Some countries in northern latitudes will see increased yields due to a longer growing season and higher rainfall. Scientists predict that with temperature increases of up to 2°C this will balance out the decreases in other areas. However food shortages in poor (and not so poor) countries will still lead to significant regional conflict. With average temperature increases higher than 2°C there is likely to be a significant net reduction in the availability of food. Millions will starve. Africa will be the hardest hit of any continent, but the particularly scary thought is the consequence of food shortages in richer, more technologically advanced and potentially nuclear armed countries.
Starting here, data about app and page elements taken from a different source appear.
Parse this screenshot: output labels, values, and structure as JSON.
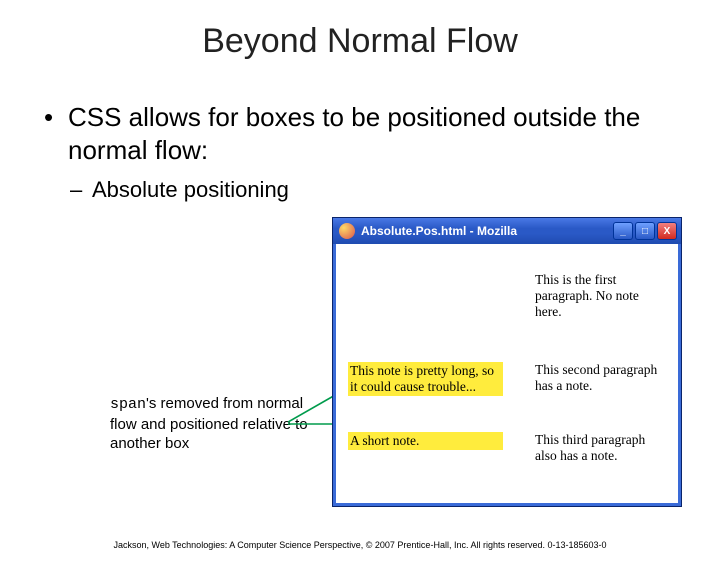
{
  "title": "Beyond Normal Flow",
  "bullets": {
    "l1": "CSS allows for boxes to be positioned outside the normal flow:",
    "l2": "Absolute positioning"
  },
  "callout": {
    "spanWord": "span",
    "rest": "'s removed from normal flow and positioned relative to another box"
  },
  "window": {
    "title": "Absolute.Pos.html - Mozilla",
    "buttons": {
      "min": "_",
      "max": "□",
      "close": "X"
    },
    "paragraphs": {
      "p1": "This is the first paragraph. No note here.",
      "p2": "This second paragraph has a note.",
      "p3": "This third paragraph also has a note."
    },
    "notes": {
      "n1": "This note is pretty long, so it could cause trouble...",
      "n2": "A short note."
    }
  },
  "footer": "Jackson, Web Technologies: A Computer Science Perspective, © 2007 Prentice-Hall, Inc. All rights reserved. 0-13-185603-0"
}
If their populations are starving it is likely that Pakistan, Indian or China will resort to something a little bit stronger than concerts from ageing rockers to feed them.
It is almost certain that if we don’t do anything that a warmer world will mean an increasingly unpleasant existence for children being born today – if they survive at all. It will be a world characterised by mass extinctions, catastrophic natural disasters, floods of refugees and wars for scarce food, water and other resources. We have a chance to do something but the window of opportunity is very slim indeed. That’s why we have to act now – all of us – that means you too. The very future of your children indeed all future generations is dependant on you.